The economic structure of Saudi Arabia and other Gulf oil producers was set in the years after World War II, when oil from the region began to flow and global demand for energy began to take off.
The Middle East had nearly half the world’s oil and gas reserves, but back then did not have the infrastructure and skills to fully exploit that good fortune. Populations were small and badly trained; the energy business requires huge amounts of capital and sophisticated machinery and equipment.
The Western oil companies had both capital and technology, but were not minded to hand them over. The “rentier” economies of the region — in which the right to exploit energy resources was effectively leased out to foreigners — were born.
As the price of oil began to trend upward from the 1970s onwards (despite occasional downturns) the Gulf countries realized they had valuable assets on their hands, but were not getting the full benefit from them. Initially, to redress this, there was a wave of nationalizations of foreign oil assets — sometimes compensated, sometimes not.
Saudization is the final stage in a process by which control of national assets is returned to citizens.
You could regard IKTVA as the final stage in the process by which control of national energy and industrial assets is returned to the citizens of the Gulf countries. Over time, locally sourced products and services will replace foreign ones.
In 2016 locally sourced assets were estimated to account for 35 percent of the national economy, forecast to reach 50 percent by 2021 and 70 percent by 2030.
Aramco is ahead of the field in this respect. Last year, it estimated that some 43 percent of its spend went to local firms. More than half of Aramco’s increased capital expenditure of $414 billion over the next decade will come from locals, much of it from SME suppliers.
However, there are challenges, APICORP recognizes. Simply imposing targets for LCR does not really do it. Quotas can be filled with unproductive staff, or low-quality services, or substandard machinery.
So governments have to rigorously enforce the implementation of new LCRs. APICORP cites two foreign examples to support the call for effective government oversight. In Iraq after the US invasion, weak central government allowed oil companies to do more or less as they wished, with the result that output dropped dramatically.

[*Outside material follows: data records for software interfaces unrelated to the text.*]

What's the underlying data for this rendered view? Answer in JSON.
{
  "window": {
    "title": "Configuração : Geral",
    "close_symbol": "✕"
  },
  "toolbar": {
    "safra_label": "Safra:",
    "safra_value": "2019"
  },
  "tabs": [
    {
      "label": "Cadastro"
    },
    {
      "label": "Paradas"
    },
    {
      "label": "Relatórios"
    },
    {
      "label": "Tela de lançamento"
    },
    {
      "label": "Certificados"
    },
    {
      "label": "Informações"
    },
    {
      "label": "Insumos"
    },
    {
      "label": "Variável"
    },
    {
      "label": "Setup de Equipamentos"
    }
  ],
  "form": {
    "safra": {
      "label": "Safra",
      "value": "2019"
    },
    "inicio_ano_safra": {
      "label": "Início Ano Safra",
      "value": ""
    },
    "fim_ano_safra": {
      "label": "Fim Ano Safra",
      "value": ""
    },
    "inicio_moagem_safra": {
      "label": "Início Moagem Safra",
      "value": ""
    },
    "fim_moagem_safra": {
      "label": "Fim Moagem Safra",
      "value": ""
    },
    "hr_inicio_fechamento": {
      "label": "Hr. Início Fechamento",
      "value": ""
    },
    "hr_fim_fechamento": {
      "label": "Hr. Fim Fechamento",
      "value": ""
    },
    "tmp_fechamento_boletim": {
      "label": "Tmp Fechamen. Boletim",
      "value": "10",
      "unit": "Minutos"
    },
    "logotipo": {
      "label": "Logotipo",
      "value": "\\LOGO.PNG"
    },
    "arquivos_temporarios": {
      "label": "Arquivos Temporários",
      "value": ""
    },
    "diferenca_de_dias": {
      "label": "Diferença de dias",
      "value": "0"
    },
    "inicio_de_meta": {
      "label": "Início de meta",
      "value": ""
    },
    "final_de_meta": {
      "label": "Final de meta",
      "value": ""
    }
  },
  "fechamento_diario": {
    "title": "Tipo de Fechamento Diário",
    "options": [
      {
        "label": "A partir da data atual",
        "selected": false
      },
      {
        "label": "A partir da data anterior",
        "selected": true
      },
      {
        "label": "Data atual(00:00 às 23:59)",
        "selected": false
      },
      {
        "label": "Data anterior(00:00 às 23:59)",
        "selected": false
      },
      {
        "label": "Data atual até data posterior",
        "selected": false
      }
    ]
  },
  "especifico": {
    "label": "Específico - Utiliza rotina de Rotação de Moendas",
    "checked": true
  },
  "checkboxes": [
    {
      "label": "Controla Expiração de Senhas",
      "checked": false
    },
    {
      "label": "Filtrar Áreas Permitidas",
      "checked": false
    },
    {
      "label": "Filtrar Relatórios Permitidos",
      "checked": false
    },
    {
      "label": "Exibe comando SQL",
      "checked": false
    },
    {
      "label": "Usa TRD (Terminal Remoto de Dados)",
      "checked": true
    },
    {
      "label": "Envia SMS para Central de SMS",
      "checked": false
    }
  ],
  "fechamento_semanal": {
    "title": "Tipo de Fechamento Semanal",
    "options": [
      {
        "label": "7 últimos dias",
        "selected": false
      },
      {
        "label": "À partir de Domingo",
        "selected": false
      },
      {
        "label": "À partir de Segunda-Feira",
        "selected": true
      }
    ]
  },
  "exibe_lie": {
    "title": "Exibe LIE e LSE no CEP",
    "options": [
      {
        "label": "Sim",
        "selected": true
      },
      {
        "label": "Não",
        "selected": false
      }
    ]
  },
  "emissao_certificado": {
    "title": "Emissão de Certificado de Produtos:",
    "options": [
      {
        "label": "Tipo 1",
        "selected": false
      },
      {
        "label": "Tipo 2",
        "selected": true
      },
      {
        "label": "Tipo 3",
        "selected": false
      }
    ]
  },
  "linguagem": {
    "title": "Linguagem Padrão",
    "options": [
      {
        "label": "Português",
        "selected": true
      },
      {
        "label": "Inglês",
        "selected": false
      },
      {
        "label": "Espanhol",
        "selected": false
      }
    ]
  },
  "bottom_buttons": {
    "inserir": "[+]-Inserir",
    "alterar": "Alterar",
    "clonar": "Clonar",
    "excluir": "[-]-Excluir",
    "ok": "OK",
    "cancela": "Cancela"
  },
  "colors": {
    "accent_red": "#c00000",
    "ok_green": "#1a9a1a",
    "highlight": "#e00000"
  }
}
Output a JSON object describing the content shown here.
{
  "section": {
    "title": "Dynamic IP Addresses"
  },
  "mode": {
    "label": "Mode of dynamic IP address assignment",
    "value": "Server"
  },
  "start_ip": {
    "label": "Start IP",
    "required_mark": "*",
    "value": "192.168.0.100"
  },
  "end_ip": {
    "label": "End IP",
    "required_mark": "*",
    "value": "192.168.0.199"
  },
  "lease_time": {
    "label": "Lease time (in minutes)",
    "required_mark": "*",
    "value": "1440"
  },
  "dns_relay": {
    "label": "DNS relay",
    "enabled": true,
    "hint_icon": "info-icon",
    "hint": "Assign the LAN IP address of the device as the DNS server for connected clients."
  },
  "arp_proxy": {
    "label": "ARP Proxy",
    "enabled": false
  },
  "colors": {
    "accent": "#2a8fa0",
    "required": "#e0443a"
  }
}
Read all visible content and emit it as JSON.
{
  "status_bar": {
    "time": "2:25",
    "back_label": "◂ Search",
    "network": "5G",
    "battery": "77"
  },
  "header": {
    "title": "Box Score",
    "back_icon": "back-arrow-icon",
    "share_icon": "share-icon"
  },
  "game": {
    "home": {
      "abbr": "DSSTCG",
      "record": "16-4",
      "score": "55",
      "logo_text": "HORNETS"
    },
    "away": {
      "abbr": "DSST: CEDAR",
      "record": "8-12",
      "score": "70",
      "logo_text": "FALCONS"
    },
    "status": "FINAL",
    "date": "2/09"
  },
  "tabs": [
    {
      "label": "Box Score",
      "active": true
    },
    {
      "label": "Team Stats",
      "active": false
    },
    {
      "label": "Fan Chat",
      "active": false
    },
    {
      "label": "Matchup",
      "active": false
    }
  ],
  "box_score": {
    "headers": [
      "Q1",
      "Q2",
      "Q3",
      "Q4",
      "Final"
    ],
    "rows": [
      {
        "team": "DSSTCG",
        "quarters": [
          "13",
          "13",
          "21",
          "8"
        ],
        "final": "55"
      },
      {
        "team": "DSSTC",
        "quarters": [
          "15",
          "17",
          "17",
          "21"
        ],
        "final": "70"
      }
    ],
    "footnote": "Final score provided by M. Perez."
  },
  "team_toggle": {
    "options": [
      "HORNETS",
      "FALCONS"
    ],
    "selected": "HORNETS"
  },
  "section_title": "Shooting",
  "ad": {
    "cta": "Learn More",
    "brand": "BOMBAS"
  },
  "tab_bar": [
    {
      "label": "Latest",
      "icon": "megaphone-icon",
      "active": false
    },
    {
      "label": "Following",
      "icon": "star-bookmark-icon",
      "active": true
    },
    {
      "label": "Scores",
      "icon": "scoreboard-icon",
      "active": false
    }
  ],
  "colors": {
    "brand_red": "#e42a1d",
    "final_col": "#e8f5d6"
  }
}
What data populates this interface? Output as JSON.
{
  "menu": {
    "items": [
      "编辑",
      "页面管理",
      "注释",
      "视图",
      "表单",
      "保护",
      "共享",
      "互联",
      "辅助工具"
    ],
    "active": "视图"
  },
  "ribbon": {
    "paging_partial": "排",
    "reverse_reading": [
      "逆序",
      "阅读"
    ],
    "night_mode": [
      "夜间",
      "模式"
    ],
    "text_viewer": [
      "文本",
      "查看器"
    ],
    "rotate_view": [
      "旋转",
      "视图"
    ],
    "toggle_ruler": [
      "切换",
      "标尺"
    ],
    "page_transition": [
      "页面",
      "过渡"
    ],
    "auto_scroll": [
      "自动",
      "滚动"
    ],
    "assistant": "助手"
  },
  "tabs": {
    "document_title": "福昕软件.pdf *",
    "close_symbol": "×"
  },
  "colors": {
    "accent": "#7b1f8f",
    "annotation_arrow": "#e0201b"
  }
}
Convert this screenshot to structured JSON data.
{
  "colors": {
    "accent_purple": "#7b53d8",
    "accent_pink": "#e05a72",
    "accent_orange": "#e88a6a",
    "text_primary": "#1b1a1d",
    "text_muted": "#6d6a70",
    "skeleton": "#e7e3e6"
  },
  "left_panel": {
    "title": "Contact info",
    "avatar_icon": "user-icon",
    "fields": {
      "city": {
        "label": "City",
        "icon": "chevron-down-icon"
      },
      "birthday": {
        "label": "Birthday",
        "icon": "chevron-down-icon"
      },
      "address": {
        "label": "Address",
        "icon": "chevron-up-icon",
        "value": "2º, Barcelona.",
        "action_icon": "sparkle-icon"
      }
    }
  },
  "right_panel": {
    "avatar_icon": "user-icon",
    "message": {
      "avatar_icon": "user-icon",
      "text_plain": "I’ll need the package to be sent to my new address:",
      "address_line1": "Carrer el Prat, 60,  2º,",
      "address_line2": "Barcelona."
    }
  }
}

More recently in Brazil, the oil industry introduced LCRs that were too complex and strict. The result was delays, cost overruns and hefty fines for companies that could not meet unrealistic targets.
Government supervision has to be effective, but flexible, and it also has to take into account the views of foreign suppliers who still make up the majority of the economy. These have to be encouraged to participate in the IKTVA process, via training and technology transfer, and persuaded that it is in their commercial interest to do so. Some, like Siemens of Germany and Dow Chemical of the US, are already doing that.
Meeting the ambitious targets set by IKTVA will not be easy, but essential if the economic and social transformation of Saudi Arabia is to be accomplished.
• Frank Kane is an award-winning business journalist based in Dubai. He can be reached on Twitter @frankkanedubai